If all goes well today, you will soon be able to enjoy a boat ride to go to the Oyster Rock at Colaba, where the 700-feet-long IMS Vikrant will be grounded, just to have dinner on board the country’s first aircraft carrier.

mumbai Updated: Sep 27, 2011 01:20 IST
Zeeshan Shaikh

If all goes well today, you will soon be able to enjoy a boat ride to go to the Oyster Rock at Colaba, where the 700-feet-long IMS Vikrant will be grounded, just to have dinner on board the country’s first aircraft carrier.

The much awaited makeover process for the proposed Rs400-crore conversion of the decommissioned aircraft carrier, INS Vikrant, into a maritime museum is all set to start afresh. The state government will open the financial bids for converting the carrier into a museum on Tuesday.

The naval carrier was decommissioned on January 31, 1997 and the state government had proposed to convert it into a first-of-its-kind floating museum on the same day.

Two bidders — Amby Valley and Akruti City — are in the race, official sources said. “We will open the financial bids on Tuesday. The bid will then be evaluated by a joint apex committee, consisting of Navy and the state government officials, before we ask the bidder to go ahead with the project,” said Ashwini Bhide, joint managing director of Maharashtra Urban Infrastructure Development Company.

In April 2010, the bidding process failed after five shortlisted bidders — HCC Infrastructure, Srei Infrastructure, Kalpataru Power, Dhoot Developers and Zoom Developers — did not turn up for the financial bids for the Rs450-Rs500 crore project.

The state was hoping to rope in a private investor to transform the five-storey, 16,000 tonne warship into a museum featuring a convention centre, a restaurant and maybe even a mall.

The state government then invited fresh bids for the project in September 2010, after changing some parameters.

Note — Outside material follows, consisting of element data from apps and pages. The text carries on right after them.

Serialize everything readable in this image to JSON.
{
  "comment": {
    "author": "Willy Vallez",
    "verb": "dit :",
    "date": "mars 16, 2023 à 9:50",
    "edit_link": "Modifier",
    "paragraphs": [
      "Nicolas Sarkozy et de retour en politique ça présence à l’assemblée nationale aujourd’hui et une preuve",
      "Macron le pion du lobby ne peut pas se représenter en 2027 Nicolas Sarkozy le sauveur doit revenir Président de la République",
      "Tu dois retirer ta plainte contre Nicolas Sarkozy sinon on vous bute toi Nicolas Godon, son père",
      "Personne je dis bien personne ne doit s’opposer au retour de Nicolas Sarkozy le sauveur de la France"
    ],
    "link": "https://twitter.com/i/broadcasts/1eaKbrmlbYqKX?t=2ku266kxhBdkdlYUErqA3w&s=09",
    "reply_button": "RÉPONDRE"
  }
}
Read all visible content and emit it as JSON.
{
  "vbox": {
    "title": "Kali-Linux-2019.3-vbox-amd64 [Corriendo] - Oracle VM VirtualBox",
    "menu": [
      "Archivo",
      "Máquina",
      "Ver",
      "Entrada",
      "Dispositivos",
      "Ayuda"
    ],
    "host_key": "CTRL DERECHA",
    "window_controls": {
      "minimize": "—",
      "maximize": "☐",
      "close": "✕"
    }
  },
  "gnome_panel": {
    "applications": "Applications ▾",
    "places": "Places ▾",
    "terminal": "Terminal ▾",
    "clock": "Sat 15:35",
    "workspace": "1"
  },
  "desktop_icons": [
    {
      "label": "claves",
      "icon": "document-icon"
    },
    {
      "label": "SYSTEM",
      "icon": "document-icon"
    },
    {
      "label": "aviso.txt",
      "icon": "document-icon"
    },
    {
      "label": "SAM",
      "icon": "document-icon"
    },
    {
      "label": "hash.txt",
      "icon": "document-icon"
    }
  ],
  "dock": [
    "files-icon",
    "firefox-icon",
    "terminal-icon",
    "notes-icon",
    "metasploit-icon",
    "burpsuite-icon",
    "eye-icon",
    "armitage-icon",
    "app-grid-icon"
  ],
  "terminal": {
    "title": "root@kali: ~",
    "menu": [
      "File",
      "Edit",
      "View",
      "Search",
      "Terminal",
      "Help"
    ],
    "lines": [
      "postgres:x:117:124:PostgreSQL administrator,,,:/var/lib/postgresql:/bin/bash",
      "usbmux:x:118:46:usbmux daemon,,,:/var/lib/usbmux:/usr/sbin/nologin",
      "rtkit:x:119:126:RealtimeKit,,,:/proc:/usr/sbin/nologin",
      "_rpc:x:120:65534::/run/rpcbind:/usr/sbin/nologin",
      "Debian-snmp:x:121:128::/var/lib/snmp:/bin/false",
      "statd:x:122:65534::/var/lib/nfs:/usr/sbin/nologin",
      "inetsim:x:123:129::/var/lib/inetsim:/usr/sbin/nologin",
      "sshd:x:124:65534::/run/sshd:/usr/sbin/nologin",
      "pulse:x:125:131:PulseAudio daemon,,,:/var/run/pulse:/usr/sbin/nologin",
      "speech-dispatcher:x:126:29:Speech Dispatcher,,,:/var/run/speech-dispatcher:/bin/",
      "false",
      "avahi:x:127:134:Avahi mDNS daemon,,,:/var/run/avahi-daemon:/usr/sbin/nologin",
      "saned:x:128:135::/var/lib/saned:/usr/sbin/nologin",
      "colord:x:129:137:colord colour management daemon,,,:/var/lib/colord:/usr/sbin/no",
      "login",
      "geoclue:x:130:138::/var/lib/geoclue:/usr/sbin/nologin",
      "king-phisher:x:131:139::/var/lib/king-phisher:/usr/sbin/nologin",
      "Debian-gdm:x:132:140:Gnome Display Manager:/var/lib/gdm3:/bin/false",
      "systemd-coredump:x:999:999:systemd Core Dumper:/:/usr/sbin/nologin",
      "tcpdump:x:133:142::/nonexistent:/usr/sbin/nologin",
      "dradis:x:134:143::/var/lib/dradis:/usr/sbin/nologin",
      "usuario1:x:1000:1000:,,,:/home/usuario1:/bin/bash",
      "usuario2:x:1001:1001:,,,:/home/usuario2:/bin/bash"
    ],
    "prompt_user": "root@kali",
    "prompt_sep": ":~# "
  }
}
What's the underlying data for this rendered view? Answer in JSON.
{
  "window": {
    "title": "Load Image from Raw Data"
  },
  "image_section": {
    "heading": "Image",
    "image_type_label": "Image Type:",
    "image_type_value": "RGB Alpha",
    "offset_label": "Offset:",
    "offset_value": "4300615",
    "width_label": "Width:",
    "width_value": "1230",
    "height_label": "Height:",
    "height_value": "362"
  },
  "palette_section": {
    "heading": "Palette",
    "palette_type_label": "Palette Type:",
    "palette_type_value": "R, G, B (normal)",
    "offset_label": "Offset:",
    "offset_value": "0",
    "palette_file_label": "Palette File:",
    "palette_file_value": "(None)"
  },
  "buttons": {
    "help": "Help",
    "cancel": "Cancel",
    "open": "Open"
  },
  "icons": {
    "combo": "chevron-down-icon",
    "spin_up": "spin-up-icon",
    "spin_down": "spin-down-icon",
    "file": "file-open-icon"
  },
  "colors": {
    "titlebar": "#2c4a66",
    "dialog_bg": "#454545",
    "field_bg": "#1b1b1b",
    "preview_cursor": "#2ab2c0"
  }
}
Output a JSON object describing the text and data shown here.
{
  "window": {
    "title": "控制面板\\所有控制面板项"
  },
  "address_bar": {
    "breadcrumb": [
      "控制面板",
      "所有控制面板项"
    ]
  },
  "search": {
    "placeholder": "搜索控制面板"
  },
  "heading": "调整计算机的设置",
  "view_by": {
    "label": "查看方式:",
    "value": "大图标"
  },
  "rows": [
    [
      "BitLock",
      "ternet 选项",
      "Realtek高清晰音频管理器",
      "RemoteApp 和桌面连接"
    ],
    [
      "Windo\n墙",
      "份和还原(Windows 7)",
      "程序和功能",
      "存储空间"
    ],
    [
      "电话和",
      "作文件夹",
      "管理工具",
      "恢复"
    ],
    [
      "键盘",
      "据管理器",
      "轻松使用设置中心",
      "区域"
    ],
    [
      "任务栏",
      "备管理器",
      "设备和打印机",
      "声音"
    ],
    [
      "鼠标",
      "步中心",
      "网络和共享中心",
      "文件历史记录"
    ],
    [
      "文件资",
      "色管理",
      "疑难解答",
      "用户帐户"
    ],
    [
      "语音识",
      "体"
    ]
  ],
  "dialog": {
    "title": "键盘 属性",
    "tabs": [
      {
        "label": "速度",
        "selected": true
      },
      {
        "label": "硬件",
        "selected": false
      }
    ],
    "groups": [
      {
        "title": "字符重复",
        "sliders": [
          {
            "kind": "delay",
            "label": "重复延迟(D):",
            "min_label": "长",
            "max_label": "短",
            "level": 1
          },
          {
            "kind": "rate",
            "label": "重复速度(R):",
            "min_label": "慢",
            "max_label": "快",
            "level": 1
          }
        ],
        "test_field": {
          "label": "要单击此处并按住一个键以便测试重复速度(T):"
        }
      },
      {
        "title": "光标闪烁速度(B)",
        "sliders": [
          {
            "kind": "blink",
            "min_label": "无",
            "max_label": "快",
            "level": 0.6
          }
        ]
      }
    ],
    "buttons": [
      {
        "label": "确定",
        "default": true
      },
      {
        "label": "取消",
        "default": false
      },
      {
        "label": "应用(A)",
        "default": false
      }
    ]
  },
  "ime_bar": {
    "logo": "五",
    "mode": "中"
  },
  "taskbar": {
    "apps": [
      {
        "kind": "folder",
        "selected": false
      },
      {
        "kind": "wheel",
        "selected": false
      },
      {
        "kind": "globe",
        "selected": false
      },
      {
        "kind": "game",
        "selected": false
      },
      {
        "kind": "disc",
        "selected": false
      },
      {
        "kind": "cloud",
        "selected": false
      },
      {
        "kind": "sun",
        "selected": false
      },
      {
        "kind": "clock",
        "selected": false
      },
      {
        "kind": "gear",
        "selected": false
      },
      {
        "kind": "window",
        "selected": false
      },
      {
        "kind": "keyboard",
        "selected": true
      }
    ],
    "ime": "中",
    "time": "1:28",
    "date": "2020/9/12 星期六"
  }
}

Government officials claim that the earlier bid did not put much emphasis on building a museum and potential bidders were more interested in the commercial aspect of the project. The state government also decided not to extend the bid period, since it was not convinced about the developers’ interest in the project.